This fever may arise from suppressed perspiration, sudden changes of temperature, external or internal injuries, exposure to heat, damp, or cold. We may generally expect a favorable termination, unless, as is often the case, when treated allopathically, it runs into some other disease, or the patient sinks from exhaustion.


Violent chill, preceded by lassitude and followed by great heat, hard, full, quick pulse, dry skin, dry and slightly coated tongue; heaviness of the head, soon passing into an aching pulsative pain particularly in the forehead; red face, sparkling eyes, great thirst, dry hot breath, sometimes hurried and anxious breathing; red and scanty urine, restlessness and anxiety. The symptoms are worse in the evening, generally abating after midnight.


The great remedy in controlling the fever is undoubtedly Aconite. It acts more directly and powerfully and certainly with far less future harm to the patient, than leeches, blood-letting and cathartics.


Put two drops or six globules in a glass half full of water and give a teaspoonful every two hours.

Should there be fullness and heat in the head, vertigo, pain in the forehead, flushed face, and sensitiveness to noise or light, red shining eyes, Belladonna should be given in alternation with the Aconite and prepared in the same manner, a dose of the first one hour, and of the other the next.

Bryonia, is particularly indicated, where there is tearing, shooting, or aching in the limbs, violent pain in the head with vertigo on rising or moving; delirium, pres-sure at the pit of the stomach, constipation: violent thirst and burning dry heat mingled with chills. We should look to it as the prominent remedy, where there is oppression, shooting pain in the chest, short cough and difficult breathing.

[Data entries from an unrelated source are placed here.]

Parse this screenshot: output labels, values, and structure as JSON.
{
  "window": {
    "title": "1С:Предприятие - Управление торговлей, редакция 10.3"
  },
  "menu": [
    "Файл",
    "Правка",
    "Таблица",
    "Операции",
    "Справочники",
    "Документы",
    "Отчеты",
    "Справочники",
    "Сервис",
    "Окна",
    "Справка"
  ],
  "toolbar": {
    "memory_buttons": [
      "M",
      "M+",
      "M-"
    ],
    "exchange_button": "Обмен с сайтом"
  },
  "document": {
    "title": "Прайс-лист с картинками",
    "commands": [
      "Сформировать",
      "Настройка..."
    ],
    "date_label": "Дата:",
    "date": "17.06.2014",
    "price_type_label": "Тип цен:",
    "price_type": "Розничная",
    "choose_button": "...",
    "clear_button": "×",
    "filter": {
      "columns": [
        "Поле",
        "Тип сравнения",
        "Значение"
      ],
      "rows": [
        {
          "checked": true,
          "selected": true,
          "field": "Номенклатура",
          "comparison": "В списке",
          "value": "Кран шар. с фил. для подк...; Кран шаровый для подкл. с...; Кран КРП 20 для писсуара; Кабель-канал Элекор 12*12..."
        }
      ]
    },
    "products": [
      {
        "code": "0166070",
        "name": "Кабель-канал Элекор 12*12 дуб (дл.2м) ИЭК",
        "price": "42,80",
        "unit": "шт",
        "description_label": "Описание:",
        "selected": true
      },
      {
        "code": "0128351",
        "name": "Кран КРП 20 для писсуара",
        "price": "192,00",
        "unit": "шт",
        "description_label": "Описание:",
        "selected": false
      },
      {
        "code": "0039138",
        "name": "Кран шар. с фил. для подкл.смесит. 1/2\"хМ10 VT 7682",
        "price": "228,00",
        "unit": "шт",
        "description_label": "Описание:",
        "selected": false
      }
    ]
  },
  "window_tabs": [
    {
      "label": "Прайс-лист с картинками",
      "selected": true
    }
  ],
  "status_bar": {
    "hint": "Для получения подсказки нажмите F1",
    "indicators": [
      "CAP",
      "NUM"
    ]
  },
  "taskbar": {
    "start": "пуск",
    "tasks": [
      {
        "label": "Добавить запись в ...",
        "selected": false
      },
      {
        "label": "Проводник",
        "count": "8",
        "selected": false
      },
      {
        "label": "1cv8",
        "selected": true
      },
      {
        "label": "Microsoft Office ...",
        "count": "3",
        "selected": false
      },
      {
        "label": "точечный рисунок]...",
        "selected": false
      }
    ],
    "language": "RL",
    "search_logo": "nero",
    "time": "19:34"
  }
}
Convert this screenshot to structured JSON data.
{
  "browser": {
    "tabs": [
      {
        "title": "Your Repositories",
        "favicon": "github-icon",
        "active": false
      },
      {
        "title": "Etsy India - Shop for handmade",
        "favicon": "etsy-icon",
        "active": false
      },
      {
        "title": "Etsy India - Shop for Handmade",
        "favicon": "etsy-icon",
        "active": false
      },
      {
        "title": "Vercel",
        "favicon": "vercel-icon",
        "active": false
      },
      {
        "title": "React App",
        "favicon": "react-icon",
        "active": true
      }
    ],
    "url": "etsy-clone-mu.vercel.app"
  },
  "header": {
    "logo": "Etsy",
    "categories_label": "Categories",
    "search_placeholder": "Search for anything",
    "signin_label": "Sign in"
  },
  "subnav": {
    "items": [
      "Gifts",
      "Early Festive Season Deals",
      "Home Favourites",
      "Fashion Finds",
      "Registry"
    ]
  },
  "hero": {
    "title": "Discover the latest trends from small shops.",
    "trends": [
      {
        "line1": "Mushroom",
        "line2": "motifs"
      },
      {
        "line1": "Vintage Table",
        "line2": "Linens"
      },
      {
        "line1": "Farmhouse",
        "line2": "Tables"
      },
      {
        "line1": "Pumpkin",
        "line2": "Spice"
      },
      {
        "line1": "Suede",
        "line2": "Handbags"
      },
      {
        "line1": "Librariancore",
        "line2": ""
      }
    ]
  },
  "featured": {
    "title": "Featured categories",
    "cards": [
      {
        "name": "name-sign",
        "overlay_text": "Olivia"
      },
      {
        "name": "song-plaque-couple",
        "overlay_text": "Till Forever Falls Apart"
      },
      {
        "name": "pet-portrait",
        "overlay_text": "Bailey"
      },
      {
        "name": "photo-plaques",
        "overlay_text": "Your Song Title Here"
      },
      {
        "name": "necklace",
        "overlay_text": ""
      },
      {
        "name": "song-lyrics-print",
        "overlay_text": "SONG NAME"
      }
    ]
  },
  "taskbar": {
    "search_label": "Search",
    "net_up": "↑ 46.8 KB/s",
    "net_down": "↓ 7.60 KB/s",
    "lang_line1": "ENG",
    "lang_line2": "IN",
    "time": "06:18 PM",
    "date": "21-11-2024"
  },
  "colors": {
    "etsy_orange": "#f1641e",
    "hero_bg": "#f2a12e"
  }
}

It should be given prepared like the Aconite, every two hours, or if there be much fever, as would most likely be the case, alternate with Aconite a dose of each every two hours.